Carl glowered. "Happy? You know what would make me —" The boy stopped himself like it were pointless, shaking his head. He gave his father an insolent smirk. "Whatever. You do what you want—I don't even care."

Rick regarded his son sadly. Whereas Carl's outbursts used to arouse anger, they only reminded him now of his failings as a father. Lori would be horrified at what Rick's weakness had hastened.

"Your shift starts at seven," he said quietly. After a long moment, he smiled hollowly at Hershel and walked out.

They returned to their work silently. The old man set the parsley and thyme on some wax paper and prepared to boil the pot. When he noticed Carl watching, he asked, "Something on your mind, son?"

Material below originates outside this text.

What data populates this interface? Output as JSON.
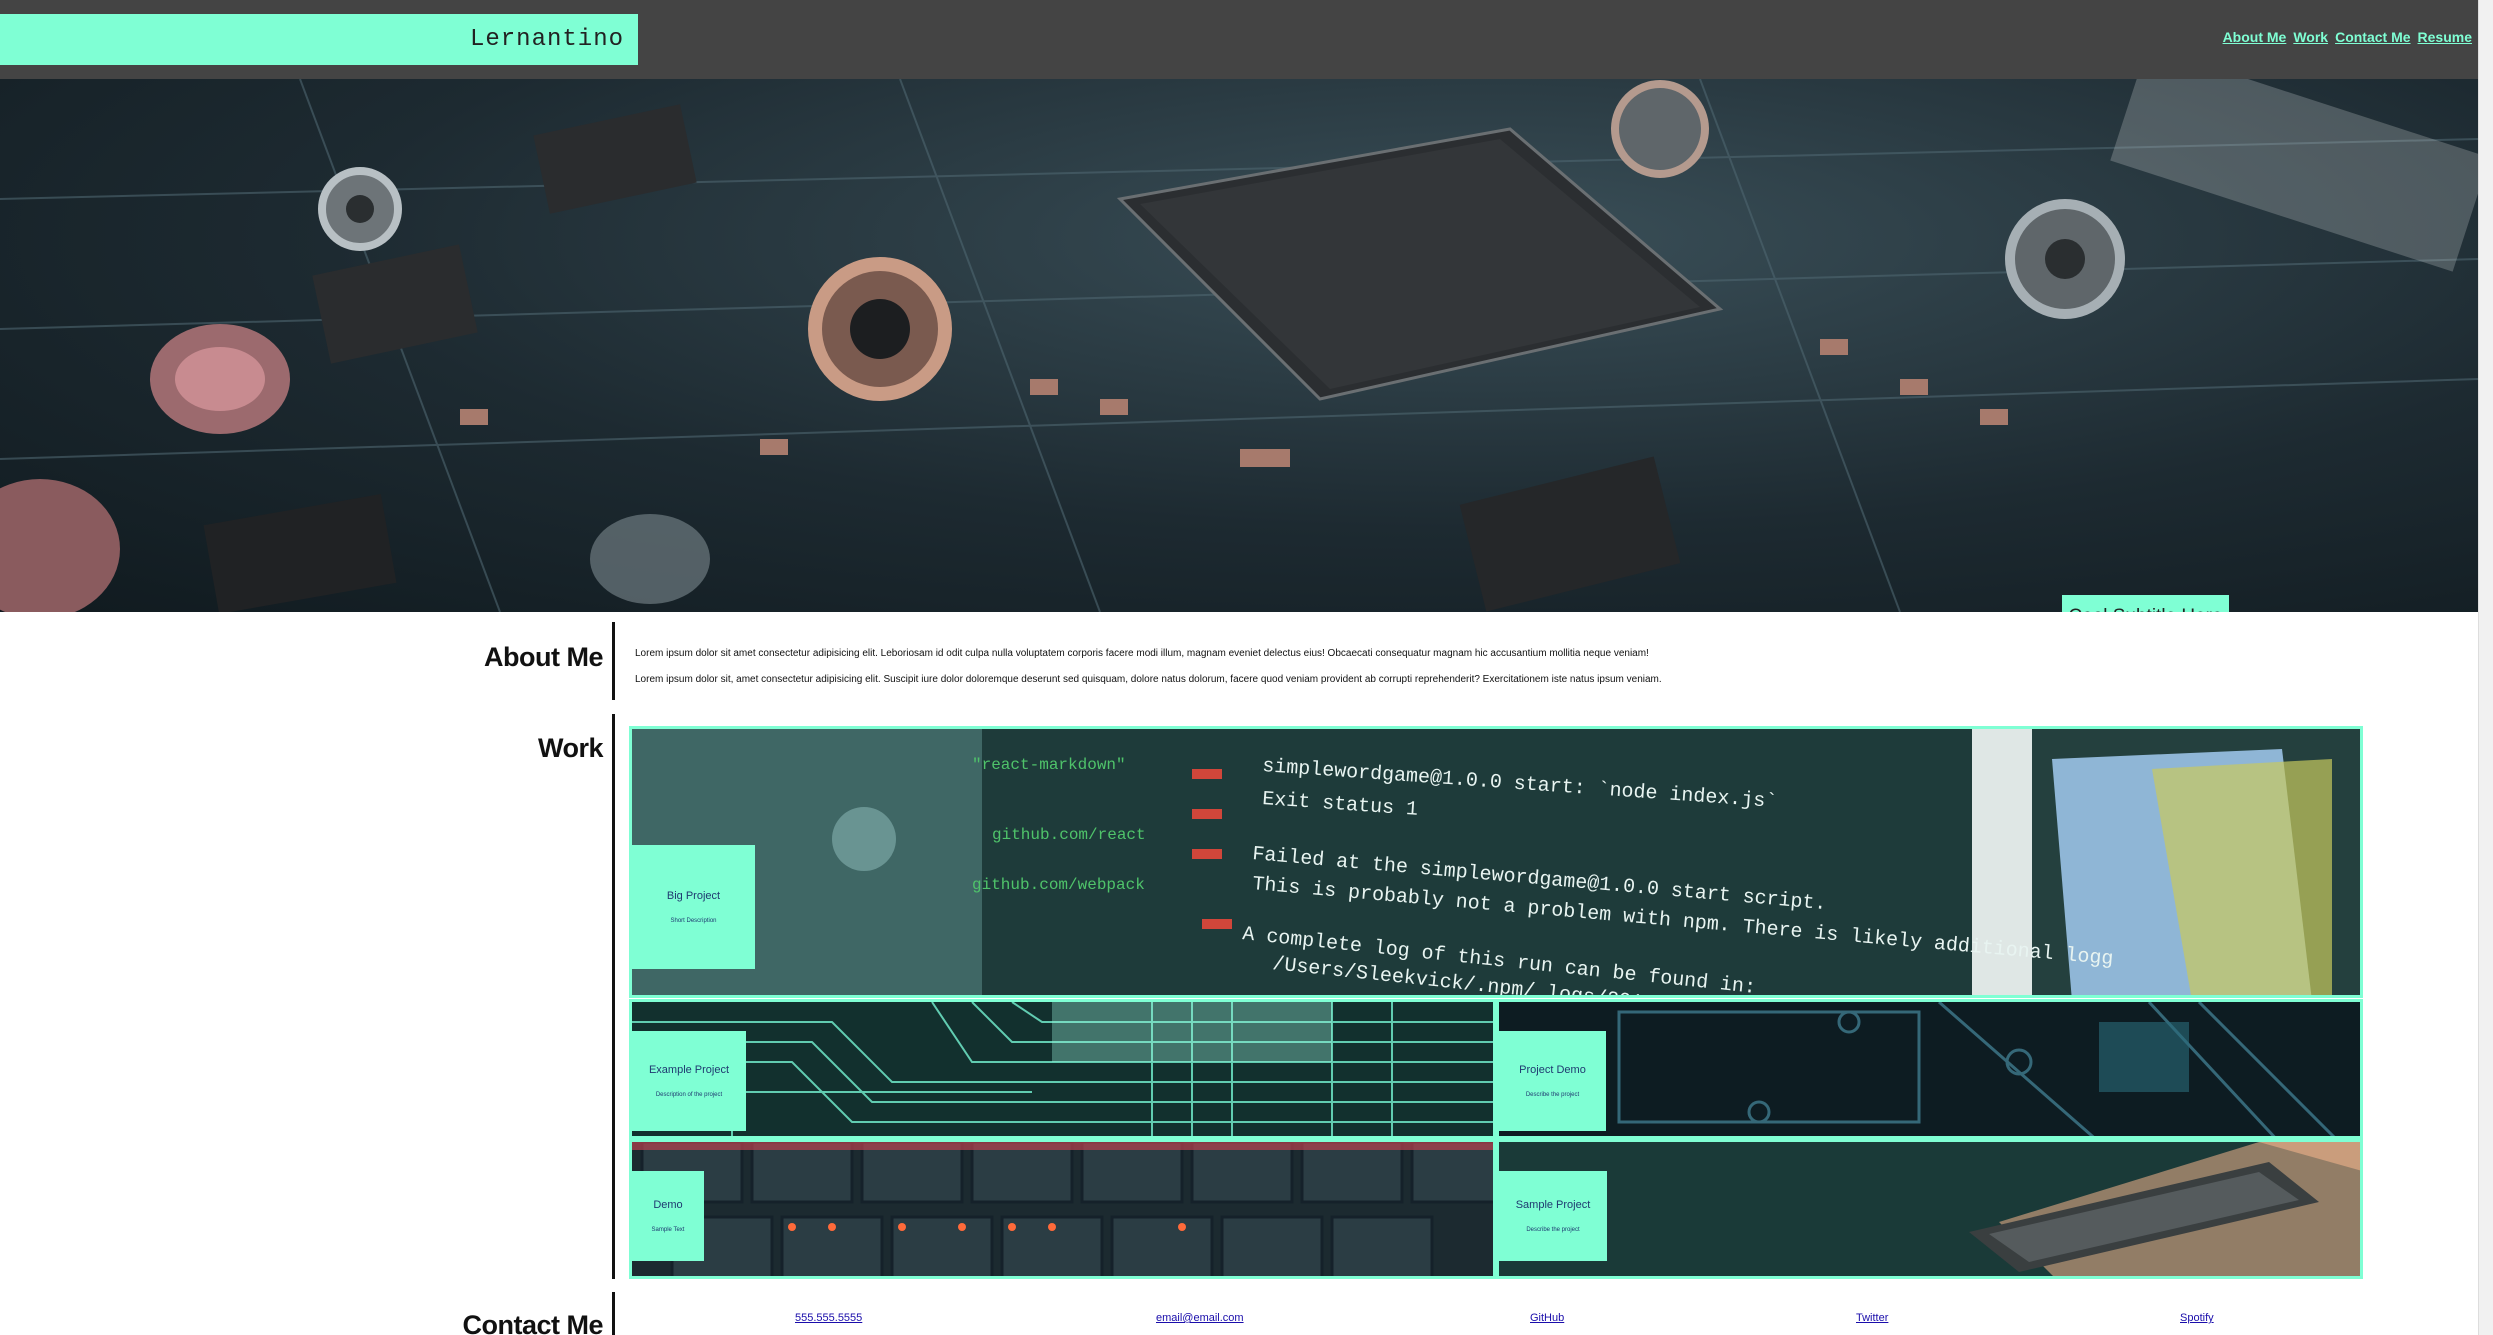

"Why do you follow him?"

"Because he leads," Hershel said mildly. "There aren't many who can, and fewer who will."

"Yeah, he's doing a great job. My mom's dead; Shane's dead; T-Dog's dead. He's leadin' us to the promised land, huh?"

"I understand your pain. And the need to place blame. But he didn't cause all that."

The boy let out a bark of scornful laughter. "Right. Who should I blame—God?" Months of frustration came burbling from his mind; his eyes smoldered; he punctuated everything with wide, sweeping gestures. "You're pathetic, Hershel. You read your book and you say your prayers—and it didn't get you anywhere! Your wife's dead, your son's dead—you lost your leg! You hobble around all crippled. Tell me, Hershel, what the fuck has Jesus ever done for you? Nothing." He snorted derisively. "So, hell, if that's what you call a leader—your little absentee Jesus—then yeah, I guess my dad's his spitting image."

Carl braced himself for the old man's anger, relished its coming even, but Hershel provided a more hurtful rejoinder: a look of pity. He looked so calm and tender, and it only made Carl madder. It was the one thing Carl had—the power to arouse passions, and Hershel's were in a lockbox that no one could get at.

After a time, Hershel peered through kind eyes and said, "Son, you don't have to like your father. And you don't have to respect me. But you better let go of that hate in your heart. Because it will eat you alive."

Carl looked down at the vegetables; there were a lot left to cut. He gave Hershel a defiant smirk and began to walk out.

When he reached the door, he paused and looked back, a vicious gleam in his eyes. He smiled darkly and said, "He's fucking Beth. You know that, right?"

Hershel's mouth turned down just slightly. It was enough for Carl. He walked out with a feeling of satisfaction.

There were rumors about the meeting all throughout the day. One version had Rick recruiting for an army. Another had him announcing a pact with the Prophet to bring electricity to the prison. But the truth was, no one knew what he planned to say—not even Daryl or Beth.

After her run-in with Maggie, Beth had avoided company in the morning and afternoon. She spent some time with Judith, then found a corner to do some sewing.

Now, she sat with the rest of the community waiting for Rick's arrival. She'd taken a spot next to Gracie and Mason and avoided Maggie's eyes. She didn't notice her father watching her.

A low murmur worked through the Woodbury group, while Daryl and his kin were silent.

When Rick finally arrived, rifle strapped over his shoulder as a reminder of his burden, a hush came over the room. He walked to the front and set down the rifle on a counter.

Rick took a breath, skimming his thumb over the stubble beneath his chin, then turned to face his fragile alliance.

"We got some things to talk about."